===== Material provided =====

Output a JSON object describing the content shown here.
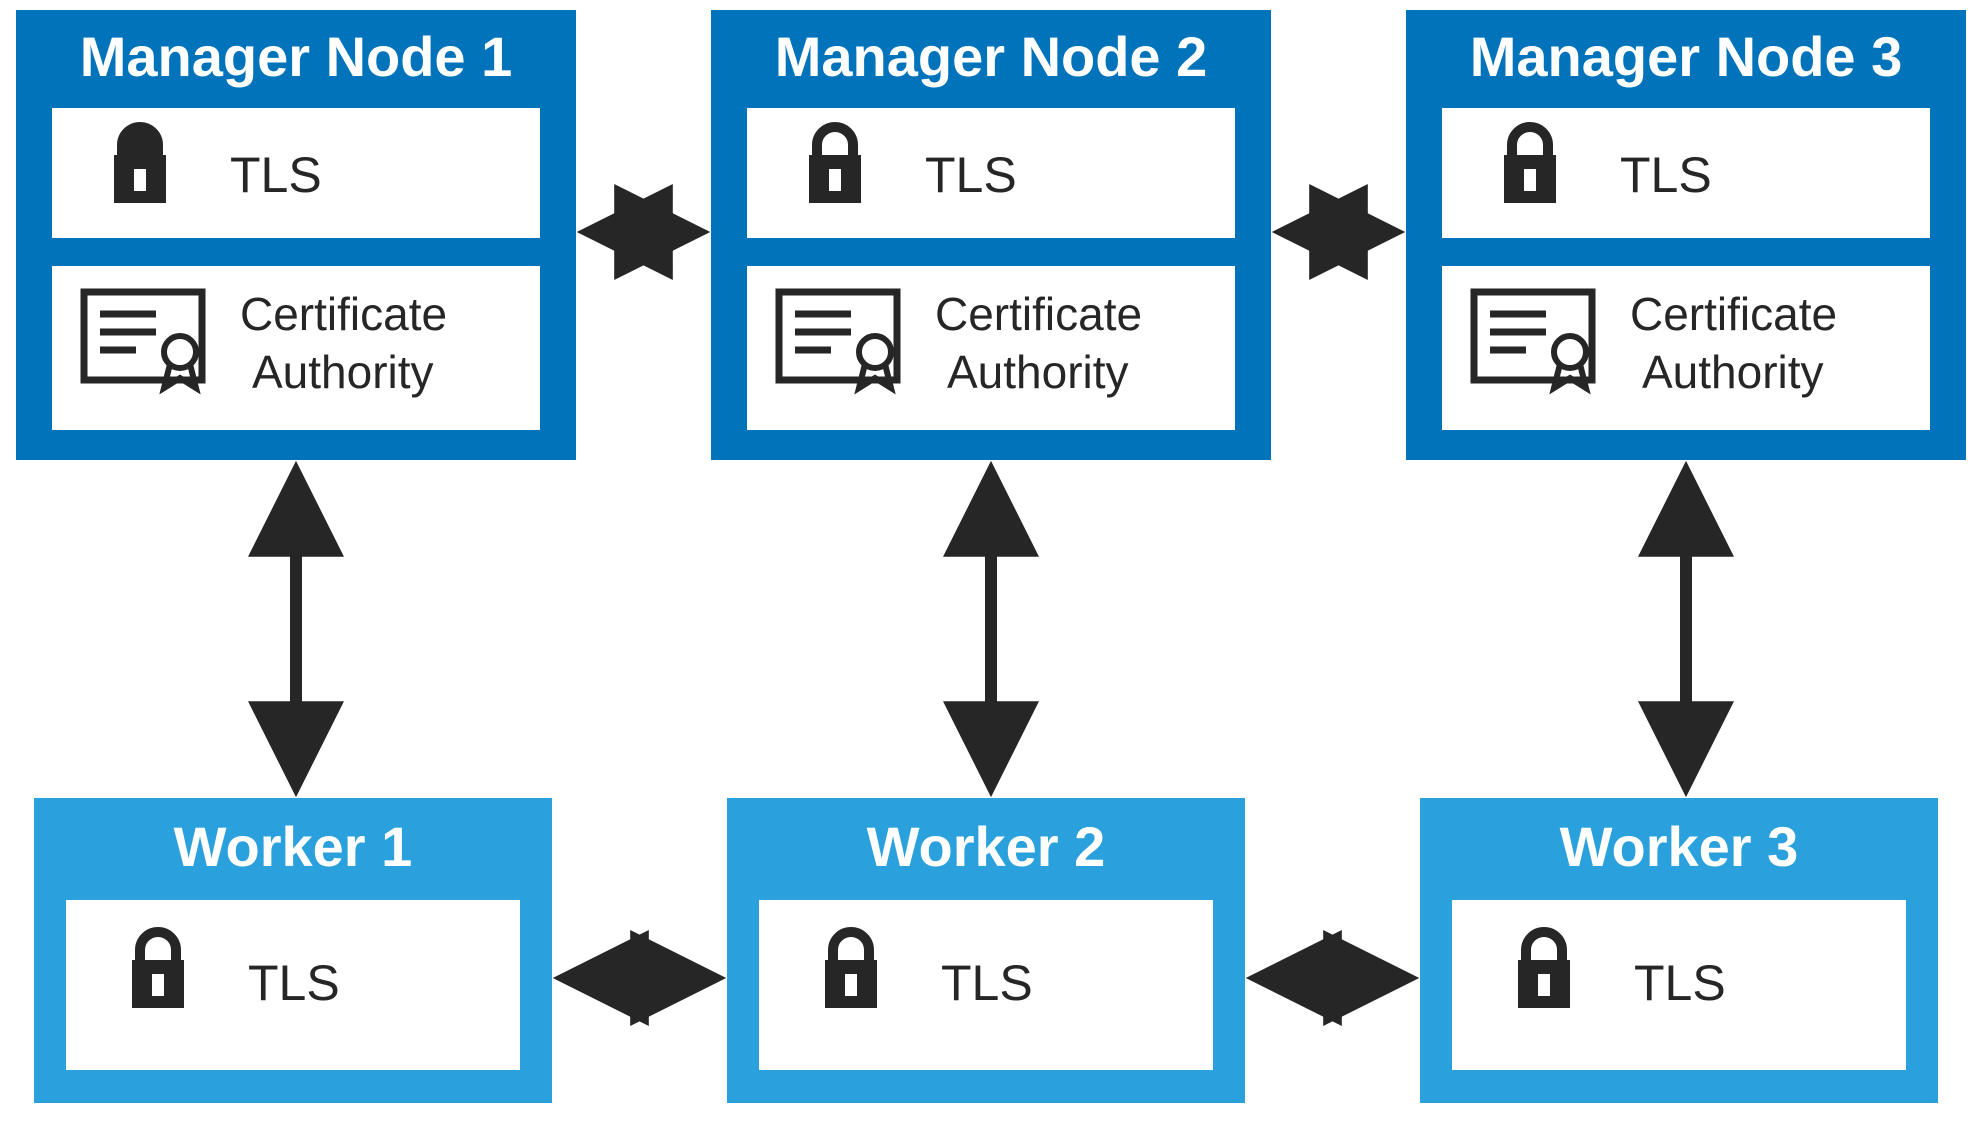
{
  "colors": {
    "managerBlue": "#0073bb",
    "workerBlue": "#2aa1dc",
    "panelWhite": "#ffffff",
    "ink": "#262626"
  },
  "managers": [
    {
      "title": "Manager Node 1",
      "tls": "TLS",
      "ca_line1": "Certificate",
      "ca_line2": "Authority"
    },
    {
      "title": "Manager Node 2",
      "tls": "TLS",
      "ca_line1": "Certificate",
      "ca_line2": "Authority"
    },
    {
      "title": "Manager Node 3",
      "tls": "TLS",
      "ca_line1": "Certificate",
      "ca_line2": "Authority"
    }
  ],
  "workers": [
    {
      "title": "Worker 1",
      "tls": "TLS"
    },
    {
      "title": "Worker 2",
      "tls": "TLS"
    },
    {
      "title": "Worker 3",
      "tls": "TLS"
    }
  ]
}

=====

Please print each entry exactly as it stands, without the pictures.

Output a JSON object describing the content shown here.
{
  "colors": {
    "managerBlue": "#0073bb",
    "workerBlue": "#2aa1dc",
    "panelWhite": "#ffffff",
    "ink": "#262626"
  },
  "managers": [
    {
      "title": "Manager Node 1",
      "tls": "TLS",
      "ca_line1": "Certificate",
      "ca_line2": "Authority"
    },
    {
      "title": "Manager Node 2",
      "tls": "TLS",
      "ca_line1": "Certificate",
      "ca_line2": "Authority"
    },
    {
      "title": "Manager Node 3",
      "tls": "TLS",
      "ca_line1": "Certificate",
      "ca_line2": "Authority"
    }
  ],
  "workers": [
    {
      "title": "Worker 1",
      "tls": "TLS"
    },
    {
      "title": "Worker 2",
      "tls": "TLS"
    },
    {
      "title": "Worker 3",
      "tls": "TLS"
    }
  ]
}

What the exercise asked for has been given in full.